Full Report for Listed Buildings

Summary Description of a Listed Buildings

Reference Number
Building Number
Date of Designation
Date of Amendment
Name of Property
Church of St. David  


Unitary Authority
Llanddewi Rhydderch  
Street Side
To the south centre of Llanddewi Rhydderch village.  


Broad Class
Religious, Ritual and Funerary  

The base of the tower may be Norman, i.e. C12. The nave seems too wide not to be a rebuild but part of the original south wall could be retained. It was probably rebuilt and the tower heightened in the late C15 when the porch was also added. The chancel seems to be early C14. The church was restored in 1862-3 by J P Seddon; he rebuilt the north wall, refaced much of the rest and re-roofed as well as providing the internal fittings. The church has been changed little since.  

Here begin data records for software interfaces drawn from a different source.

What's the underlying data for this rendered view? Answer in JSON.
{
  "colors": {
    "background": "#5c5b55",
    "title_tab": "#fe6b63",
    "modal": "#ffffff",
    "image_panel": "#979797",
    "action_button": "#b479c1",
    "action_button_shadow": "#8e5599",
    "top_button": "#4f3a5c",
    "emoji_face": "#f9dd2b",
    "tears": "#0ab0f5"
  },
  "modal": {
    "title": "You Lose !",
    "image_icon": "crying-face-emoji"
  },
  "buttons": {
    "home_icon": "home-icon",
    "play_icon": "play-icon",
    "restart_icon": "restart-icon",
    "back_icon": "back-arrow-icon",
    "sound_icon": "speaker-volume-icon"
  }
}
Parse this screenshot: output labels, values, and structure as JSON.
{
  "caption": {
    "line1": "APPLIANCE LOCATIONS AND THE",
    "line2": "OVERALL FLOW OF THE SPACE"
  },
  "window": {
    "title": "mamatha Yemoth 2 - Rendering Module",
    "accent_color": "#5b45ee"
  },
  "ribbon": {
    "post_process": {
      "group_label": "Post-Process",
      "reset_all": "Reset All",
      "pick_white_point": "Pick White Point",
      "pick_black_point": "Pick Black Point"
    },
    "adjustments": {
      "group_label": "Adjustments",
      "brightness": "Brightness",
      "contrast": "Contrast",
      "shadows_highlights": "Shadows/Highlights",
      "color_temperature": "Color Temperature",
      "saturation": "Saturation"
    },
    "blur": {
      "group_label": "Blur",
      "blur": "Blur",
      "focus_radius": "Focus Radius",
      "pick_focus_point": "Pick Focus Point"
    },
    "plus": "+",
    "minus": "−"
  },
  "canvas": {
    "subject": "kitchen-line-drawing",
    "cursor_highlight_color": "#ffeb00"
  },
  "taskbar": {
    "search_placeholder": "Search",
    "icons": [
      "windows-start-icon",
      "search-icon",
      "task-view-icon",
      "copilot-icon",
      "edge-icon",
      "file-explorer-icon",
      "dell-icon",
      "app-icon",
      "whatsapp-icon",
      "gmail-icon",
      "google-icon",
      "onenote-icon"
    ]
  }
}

Built of random red sandstone rubble with ashlar quoins and dressings, medieval to the tower, most of the rest a Victorian refacing, the top of the tower is timber framed, natural slate roofs, but stone slate to the tower. Nave with south porch, lower chancel, west tower. The south wall of the nave is in three bays, porch plus two windows. The porch is narrow with a pointed arch and quite steeply pitched gable; small reset lancet window to returns, 2-centred outer arch and 4-centred inner one, the wall plates and ribs of the roof are C15, coped gable with apex cross. There is a small 2-light Perpendicular window with 4-centred heads in a square headed frame close to the porch and a similar 3-light one at the right hand end. Plain roof with coped gables and east apex cross. The north wall has similar opposite windows with a 2-light Victorian one opposite the porch. All these windows are Victorian restorations. The south wall of the chancel has a small priest's door and a 3-light window as before. The east gable has a window of three stepped and trefoil headed lights of similar Decorated character. Coped gable with apex cross. The north wall has another 3-light window as before. The tower is square and is quoined and battered to the full height. It has three undifferentiated stages. There is a reconstructed pointed arch west doorway, now blocked, with the top in use as a window. Small rectangular windows on three levels, the top level only has them facing south, west and north. The bell-stage is timber framed and diminishes in three sections. The lower section is clad in vertical oak planks, then a tiled roof, then a continuous oak louvre giving the appearance of pigeon holes, finally a conical roof with wind-vane.  

The interior walls are mostly plastered and painted; the roofs are ceiled with horizontal boarding. Very wide, almost segmental chancel arch chamfered and set on chamfered jambs. Both this and the 2-centred tower arch would appear to be early C14. Victorian waggon roofs, tower screen, altar rails, pews and pulpit. Medieval font, probably C15. Several good inscribed slate monuments of c1800 to the Powell family The oak corner posts round which the tower was built and which support the belfry were not seen at resurvey. East window by John Petts, 1988.  

Reason for designation
Included and highly graded for its special interest as a medieval church sensitively restored by J P Seddon, retaining significant early fabric, a distinctive tower, and some good interior features.  

Cadw : Full Report for Listed Buildings [ Records 1 of 1 ]